What you have to do >>
A line belongs in the answer if it contains "your"; copy every such line from the entries below.

▬▬▬

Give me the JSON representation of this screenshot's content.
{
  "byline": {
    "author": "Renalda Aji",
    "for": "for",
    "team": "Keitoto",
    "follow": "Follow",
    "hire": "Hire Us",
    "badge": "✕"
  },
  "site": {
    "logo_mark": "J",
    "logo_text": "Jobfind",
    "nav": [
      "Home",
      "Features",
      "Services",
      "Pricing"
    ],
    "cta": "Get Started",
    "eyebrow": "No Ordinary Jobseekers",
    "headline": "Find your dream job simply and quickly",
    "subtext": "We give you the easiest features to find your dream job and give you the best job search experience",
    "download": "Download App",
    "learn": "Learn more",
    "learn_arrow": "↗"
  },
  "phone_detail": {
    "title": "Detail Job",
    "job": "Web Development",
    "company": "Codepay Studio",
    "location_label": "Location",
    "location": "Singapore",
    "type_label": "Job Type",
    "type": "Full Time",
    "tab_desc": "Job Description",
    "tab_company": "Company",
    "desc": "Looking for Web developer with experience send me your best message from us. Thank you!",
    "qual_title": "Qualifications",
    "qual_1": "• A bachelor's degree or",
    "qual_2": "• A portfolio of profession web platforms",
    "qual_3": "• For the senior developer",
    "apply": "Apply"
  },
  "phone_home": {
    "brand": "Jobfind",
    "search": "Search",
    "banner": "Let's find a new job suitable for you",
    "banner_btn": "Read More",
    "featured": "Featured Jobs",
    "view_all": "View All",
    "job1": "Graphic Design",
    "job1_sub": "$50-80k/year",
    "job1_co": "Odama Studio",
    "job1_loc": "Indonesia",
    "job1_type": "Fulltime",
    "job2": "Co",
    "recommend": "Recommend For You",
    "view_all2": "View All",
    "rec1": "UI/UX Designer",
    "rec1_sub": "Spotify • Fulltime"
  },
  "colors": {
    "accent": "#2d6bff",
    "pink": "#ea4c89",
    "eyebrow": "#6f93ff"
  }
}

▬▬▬

Solution to the exercise >>
    "headline": "Find your dream job simply and quickly",
    "subtext": "We give you the easiest features to find your dream job and give you the best job search experience",
    "desc": "Looking for Web developer with experience send me your best message from us. Thank you!",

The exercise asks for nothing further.